REQUIRED ACTION:
Please go line by line through the material and copy each one containing the word "true".
= Beginning of Section =
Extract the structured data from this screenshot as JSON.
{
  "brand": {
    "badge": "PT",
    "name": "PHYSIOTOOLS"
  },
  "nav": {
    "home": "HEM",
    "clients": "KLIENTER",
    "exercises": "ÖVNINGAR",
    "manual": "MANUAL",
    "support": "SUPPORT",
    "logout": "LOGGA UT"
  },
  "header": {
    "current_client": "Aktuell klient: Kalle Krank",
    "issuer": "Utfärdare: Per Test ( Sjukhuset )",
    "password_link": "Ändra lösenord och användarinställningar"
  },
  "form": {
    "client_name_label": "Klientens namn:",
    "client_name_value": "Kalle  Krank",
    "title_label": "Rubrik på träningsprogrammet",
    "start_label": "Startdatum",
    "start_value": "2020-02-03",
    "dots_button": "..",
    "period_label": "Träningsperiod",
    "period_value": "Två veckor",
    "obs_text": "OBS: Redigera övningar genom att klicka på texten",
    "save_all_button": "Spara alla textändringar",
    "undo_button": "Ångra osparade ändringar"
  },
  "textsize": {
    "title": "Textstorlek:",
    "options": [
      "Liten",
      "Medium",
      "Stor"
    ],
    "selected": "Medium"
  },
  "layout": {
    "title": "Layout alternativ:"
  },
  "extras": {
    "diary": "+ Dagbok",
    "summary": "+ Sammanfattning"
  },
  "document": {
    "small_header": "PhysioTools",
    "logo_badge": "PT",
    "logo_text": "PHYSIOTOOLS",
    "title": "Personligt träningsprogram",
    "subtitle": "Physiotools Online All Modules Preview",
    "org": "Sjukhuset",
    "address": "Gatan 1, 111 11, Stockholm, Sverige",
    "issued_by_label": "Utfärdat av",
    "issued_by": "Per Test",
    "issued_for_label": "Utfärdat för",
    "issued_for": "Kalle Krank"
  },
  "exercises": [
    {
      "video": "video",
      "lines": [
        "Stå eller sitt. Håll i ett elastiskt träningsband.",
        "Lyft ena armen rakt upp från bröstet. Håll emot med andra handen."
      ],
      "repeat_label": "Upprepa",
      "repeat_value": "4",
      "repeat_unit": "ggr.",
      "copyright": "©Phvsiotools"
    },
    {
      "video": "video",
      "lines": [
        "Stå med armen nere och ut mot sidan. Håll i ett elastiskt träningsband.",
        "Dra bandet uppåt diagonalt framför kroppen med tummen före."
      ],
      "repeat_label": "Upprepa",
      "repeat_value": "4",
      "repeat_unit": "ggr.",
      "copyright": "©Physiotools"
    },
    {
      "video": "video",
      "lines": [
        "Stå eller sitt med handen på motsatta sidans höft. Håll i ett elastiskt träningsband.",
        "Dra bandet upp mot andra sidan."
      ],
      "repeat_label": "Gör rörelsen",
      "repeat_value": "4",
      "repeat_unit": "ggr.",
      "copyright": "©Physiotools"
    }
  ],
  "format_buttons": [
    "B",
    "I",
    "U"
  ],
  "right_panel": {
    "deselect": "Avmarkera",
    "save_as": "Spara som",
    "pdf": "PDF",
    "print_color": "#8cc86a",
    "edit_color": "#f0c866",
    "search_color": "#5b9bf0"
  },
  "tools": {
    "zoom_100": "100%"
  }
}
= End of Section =
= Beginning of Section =
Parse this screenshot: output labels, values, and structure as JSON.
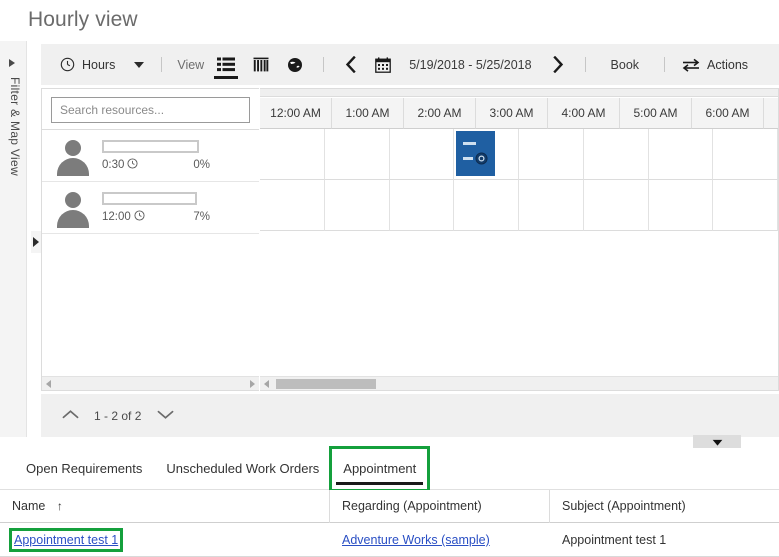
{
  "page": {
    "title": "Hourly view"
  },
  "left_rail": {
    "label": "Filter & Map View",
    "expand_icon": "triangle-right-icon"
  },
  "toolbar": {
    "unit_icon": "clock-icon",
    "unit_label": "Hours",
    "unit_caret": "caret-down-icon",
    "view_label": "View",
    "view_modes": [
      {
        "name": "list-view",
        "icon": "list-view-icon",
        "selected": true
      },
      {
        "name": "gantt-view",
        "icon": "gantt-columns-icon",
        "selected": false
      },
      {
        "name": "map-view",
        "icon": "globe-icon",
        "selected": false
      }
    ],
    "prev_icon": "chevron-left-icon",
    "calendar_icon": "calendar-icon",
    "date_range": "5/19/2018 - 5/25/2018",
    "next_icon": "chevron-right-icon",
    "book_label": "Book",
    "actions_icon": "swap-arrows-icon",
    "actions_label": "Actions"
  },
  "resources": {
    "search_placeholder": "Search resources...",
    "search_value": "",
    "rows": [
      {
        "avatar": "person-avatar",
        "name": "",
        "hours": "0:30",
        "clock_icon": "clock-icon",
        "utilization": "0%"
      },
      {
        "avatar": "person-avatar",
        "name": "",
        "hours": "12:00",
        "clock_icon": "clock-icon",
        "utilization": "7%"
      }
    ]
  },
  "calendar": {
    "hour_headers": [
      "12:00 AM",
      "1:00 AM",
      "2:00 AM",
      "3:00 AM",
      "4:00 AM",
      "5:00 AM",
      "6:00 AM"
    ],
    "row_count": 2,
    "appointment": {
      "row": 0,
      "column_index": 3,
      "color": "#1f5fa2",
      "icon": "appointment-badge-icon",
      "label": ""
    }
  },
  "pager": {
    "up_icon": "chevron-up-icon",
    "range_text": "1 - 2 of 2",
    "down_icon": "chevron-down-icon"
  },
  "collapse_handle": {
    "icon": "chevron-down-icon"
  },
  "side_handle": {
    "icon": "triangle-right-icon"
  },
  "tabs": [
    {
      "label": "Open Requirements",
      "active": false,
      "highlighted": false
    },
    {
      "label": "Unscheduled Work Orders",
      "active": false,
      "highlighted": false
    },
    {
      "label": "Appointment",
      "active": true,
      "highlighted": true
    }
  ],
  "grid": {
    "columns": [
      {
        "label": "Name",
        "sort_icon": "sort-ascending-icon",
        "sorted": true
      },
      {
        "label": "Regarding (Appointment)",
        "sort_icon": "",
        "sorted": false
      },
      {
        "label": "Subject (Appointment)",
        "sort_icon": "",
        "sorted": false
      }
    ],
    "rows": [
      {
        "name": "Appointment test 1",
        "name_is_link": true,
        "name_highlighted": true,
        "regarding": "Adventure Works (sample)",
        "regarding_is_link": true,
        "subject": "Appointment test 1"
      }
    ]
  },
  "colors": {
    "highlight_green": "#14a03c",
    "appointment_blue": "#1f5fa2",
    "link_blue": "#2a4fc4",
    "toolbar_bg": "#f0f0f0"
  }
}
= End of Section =
RESPONSE AREA:
        "selected": true
      "active": true,
      "highlighted": true
        "sorted": true
        "name_is_link": true,
        "name_highlighted": true,
        "regarding_is_link": true,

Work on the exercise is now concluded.